Activity – Copy out all the lines of the data precisely, omitting any pictures.

Web page and app entries –
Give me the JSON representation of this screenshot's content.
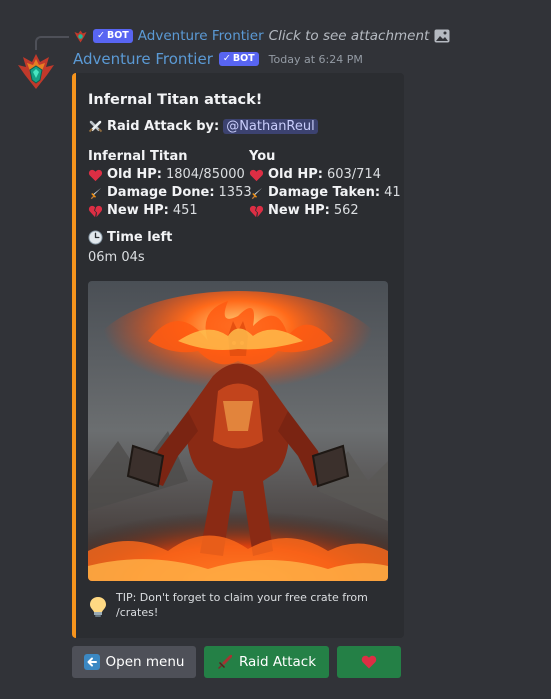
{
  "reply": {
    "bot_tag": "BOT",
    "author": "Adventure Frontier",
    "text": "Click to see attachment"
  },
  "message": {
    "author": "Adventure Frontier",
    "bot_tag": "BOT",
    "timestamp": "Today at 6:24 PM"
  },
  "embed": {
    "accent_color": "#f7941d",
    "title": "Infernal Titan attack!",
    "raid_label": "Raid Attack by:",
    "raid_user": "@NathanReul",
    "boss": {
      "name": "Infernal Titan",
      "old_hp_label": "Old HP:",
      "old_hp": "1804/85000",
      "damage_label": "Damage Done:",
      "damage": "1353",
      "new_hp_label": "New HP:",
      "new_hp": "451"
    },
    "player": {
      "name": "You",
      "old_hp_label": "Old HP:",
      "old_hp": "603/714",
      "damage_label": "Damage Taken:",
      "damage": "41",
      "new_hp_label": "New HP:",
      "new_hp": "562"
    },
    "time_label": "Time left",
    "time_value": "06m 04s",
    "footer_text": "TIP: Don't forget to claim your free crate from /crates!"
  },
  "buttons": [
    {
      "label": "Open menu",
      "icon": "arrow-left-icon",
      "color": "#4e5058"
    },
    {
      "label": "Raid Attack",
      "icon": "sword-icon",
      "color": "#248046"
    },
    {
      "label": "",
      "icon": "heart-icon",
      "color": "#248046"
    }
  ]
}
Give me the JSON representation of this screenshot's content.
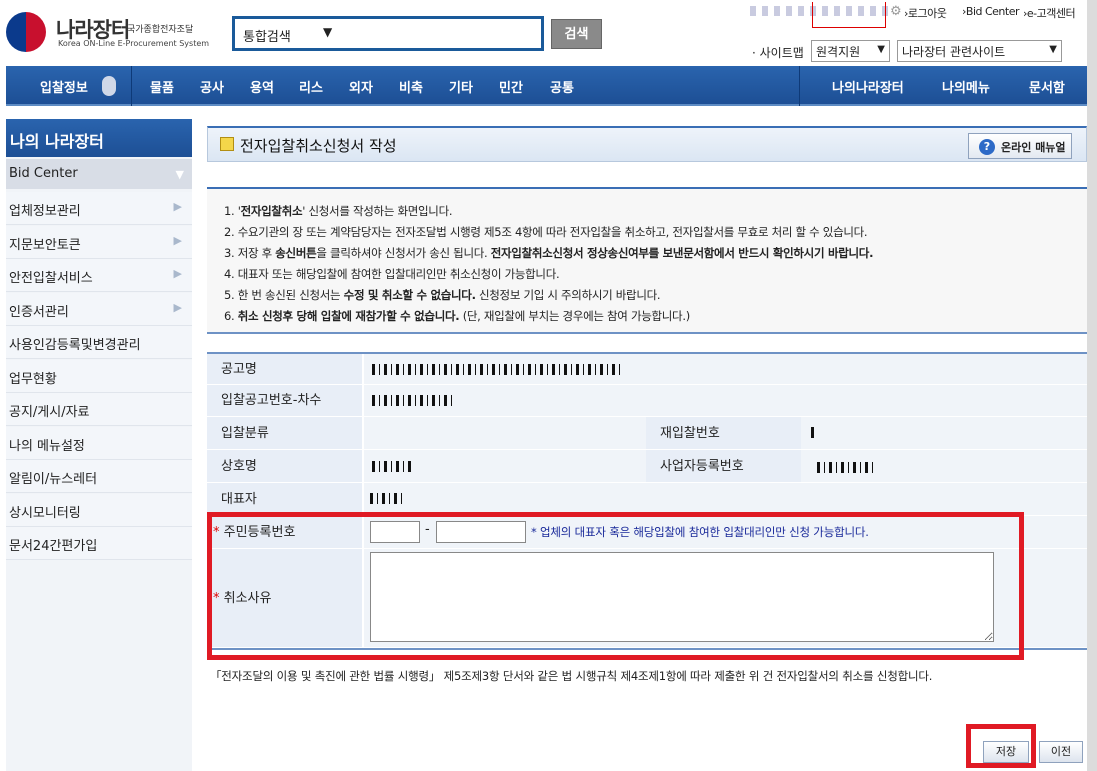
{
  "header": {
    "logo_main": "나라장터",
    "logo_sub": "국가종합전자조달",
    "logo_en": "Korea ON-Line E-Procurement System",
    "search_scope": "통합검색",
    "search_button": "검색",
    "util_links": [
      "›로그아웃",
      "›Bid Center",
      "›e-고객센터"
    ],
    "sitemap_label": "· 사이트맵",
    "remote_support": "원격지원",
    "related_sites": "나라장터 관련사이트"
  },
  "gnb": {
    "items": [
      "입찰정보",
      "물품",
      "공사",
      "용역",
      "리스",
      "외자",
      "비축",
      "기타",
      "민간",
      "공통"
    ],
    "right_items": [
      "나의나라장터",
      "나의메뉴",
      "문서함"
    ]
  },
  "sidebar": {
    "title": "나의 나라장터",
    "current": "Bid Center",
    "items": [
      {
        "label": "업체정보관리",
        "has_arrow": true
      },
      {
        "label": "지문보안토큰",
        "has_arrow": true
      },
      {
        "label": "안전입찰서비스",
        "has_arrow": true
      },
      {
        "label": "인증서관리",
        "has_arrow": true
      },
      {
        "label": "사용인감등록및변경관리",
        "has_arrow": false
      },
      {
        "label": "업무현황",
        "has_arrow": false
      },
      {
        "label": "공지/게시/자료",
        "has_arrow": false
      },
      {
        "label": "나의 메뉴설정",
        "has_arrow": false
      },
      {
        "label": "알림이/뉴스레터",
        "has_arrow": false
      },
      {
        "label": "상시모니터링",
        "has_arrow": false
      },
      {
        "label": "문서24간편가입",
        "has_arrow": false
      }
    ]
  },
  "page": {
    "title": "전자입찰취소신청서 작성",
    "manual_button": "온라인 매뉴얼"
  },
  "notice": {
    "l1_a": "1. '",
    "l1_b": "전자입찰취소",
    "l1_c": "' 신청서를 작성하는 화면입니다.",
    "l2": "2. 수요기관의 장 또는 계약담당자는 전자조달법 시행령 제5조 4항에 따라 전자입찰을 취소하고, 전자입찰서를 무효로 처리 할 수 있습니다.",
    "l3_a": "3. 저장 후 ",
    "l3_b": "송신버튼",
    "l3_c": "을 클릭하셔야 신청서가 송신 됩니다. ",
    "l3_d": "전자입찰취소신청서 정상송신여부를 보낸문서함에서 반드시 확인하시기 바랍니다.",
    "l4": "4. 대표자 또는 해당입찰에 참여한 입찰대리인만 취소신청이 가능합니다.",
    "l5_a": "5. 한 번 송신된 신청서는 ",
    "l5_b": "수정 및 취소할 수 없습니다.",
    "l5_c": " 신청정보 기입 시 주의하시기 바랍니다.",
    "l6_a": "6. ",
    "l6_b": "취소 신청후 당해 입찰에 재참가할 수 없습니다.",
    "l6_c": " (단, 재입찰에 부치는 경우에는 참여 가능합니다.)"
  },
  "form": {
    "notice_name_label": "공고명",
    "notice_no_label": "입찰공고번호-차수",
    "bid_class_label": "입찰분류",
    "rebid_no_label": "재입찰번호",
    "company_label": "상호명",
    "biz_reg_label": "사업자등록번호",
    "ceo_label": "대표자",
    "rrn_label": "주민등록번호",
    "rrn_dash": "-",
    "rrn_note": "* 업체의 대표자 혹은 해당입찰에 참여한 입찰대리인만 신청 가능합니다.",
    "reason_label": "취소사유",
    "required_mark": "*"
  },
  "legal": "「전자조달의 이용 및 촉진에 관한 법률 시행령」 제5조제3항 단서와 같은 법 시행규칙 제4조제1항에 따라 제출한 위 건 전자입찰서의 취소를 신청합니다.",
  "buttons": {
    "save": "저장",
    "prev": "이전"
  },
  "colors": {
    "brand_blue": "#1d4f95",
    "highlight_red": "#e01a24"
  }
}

Your response –
Give me the JSON representation of this screenshot's content.
{
  "reply": {
    "bot_tag": "BOT",
    "author": "Adventure Frontier",
    "text": "Click to see attachment"
  },
  "message": {
    "author": "Adventure Frontier",
    "bot_tag": "BOT",
    "timestamp": "Today at 6:24 PM"
  },
  "embed": {
    "accent_color": "#f7941d",
    "title": "Infernal Titan attack!",
    "raid_label": "Raid Attack by:",
    "raid_user": "@NathanReul",
    "boss": {
      "name": "Infernal Titan",
      "old_hp_label": "Old HP:",
      "old_hp": "1804/85000",
      "damage_label": "Damage Done:",
      "damage": "1353",
      "new_hp_label": "New HP:",
      "new_hp": "451"
    },
    "player": {
      "name": "You",
      "old_hp_label": "Old HP:",
      "old_hp": "603/714",
      "damage_label": "Damage Taken:",
      "damage": "41",
      "new_hp_label": "New HP:",
      "new_hp": "562"
    },
    "time_label": "Time left",
    "time_value": "06m 04s",
    "footer_text": "TIP: Don't forget to claim your free crate from /crates!"
  },
  "buttons": [
    {
      "label": "Open menu",
      "icon": "arrow-left-icon",
      "color": "#4e5058"
    },
    {
      "label": "Raid Attack",
      "icon": "sword-icon",
      "color": "#248046"
    },
    {
      "label": "",
      "icon": "heart-icon",
      "color": "#248046"
    }
  ]
}
Give me the JSON representation of this screenshot's content.
{
  "header": {
    "logo_main": "나라장터",
    "logo_sub": "국가종합전자조달",
    "logo_en": "Korea ON-Line E-Procurement System",
    "search_scope": "통합검색",
    "search_button": "검색",
    "util_links": [
      "›로그아웃",
      "›Bid Center",
      "›e-고객센터"
    ],
    "sitemap_label": "· 사이트맵",
    "remote_support": "원격지원",
    "related_sites": "나라장터 관련사이트"
  },
  "gnb": {
    "items": [
      "입찰정보",
      "물품",
      "공사",
      "용역",
      "리스",
      "외자",
      "비축",
      "기타",
      "민간",
      "공통"
    ],
    "right_items": [
      "나의나라장터",
      "나의메뉴",
      "문서함"
    ]
  },
  "sidebar": {
    "title": "나의 나라장터",
    "current": "Bid Center",
    "items": [
      {
        "label": "업체정보관리",
        "has_arrow": true
      },
      {
        "label": "지문보안토큰",
        "has_arrow": true
      },
      {
        "label": "안전입찰서비스",
        "has_arrow": true
      },
      {
        "label": "인증서관리",
        "has_arrow": true
      },
      {
        "label": "사용인감등록및변경관리",
        "has_arrow": false
      },
      {
        "label": "업무현황",
        "has_arrow": false
      },
      {
        "label": "공지/게시/자료",
        "has_arrow": false
      },
      {
        "label": "나의 메뉴설정",
        "has_arrow": false
      },
      {
        "label": "알림이/뉴스레터",
        "has_arrow": false
      },
      {
        "label": "상시모니터링",
        "has_arrow": false
      },
      {
        "label": "문서24간편가입",
        "has_arrow": false
      }
    ]
  },
  "page": {
    "title": "전자입찰취소신청서 작성",
    "manual_button": "온라인 매뉴얼"
  },
  "notice": {
    "l1_a": "1. '",
    "l1_b": "전자입찰취소",
    "l1_c": "' 신청서를 작성하는 화면입니다.",
    "l2": "2. 수요기관의 장 또는 계약담당자는 전자조달법 시행령 제5조 4항에 따라 전자입찰을 취소하고, 전자입찰서를 무효로 처리 할 수 있습니다.",
    "l3_a": "3. 저장 후 ",
    "l3_b": "송신버튼",
    "l3_c": "을 클릭하셔야 신청서가 송신 됩니다. ",
    "l3_d": "전자입찰취소신청서 정상송신여부를 보낸문서함에서 반드시 확인하시기 바랍니다.",
    "l4": "4. 대표자 또는 해당입찰에 참여한 입찰대리인만 취소신청이 가능합니다.",
    "l5_a": "5. 한 번 송신된 신청서는 ",
    "l5_b": "수정 및 취소할 수 없습니다.",
    "l5_c": " 신청정보 기입 시 주의하시기 바랍니다.",
    "l6_a": "6. ",
    "l6_b": "취소 신청후 당해 입찰에 재참가할 수 없습니다.",
    "l6_c": " (단, 재입찰에 부치는 경우에는 참여 가능합니다.)"
  },
  "form": {
    "notice_name_label": "공고명",
    "notice_no_label": "입찰공고번호-차수",
    "bid_class_label": "입찰분류",
    "rebid_no_label": "재입찰번호",
    "company_label": "상호명",
    "biz_reg_label": "사업자등록번호",
    "ceo_label": "대표자",
    "rrn_label": "주민등록번호",
    "rrn_dash": "-",
    "rrn_note": "* 업체의 대표자 혹은 해당입찰에 참여한 입찰대리인만 신청 가능합니다.",
    "reason_label": "취소사유",
    "required_mark": "*"
  },
  "legal": "「전자조달의 이용 및 촉진에 관한 법률 시행령」 제5조제3항 단서와 같은 법 시행규칙 제4조제1항에 따라 제출한 위 건 전자입찰서의 취소를 신청합니다.",
  "buttons": {
    "save": "저장",
    "prev": "이전"
  },
  "colors": {
    "brand_blue": "#1d4f95",
    "highlight_red": "#e01a24"
  }
}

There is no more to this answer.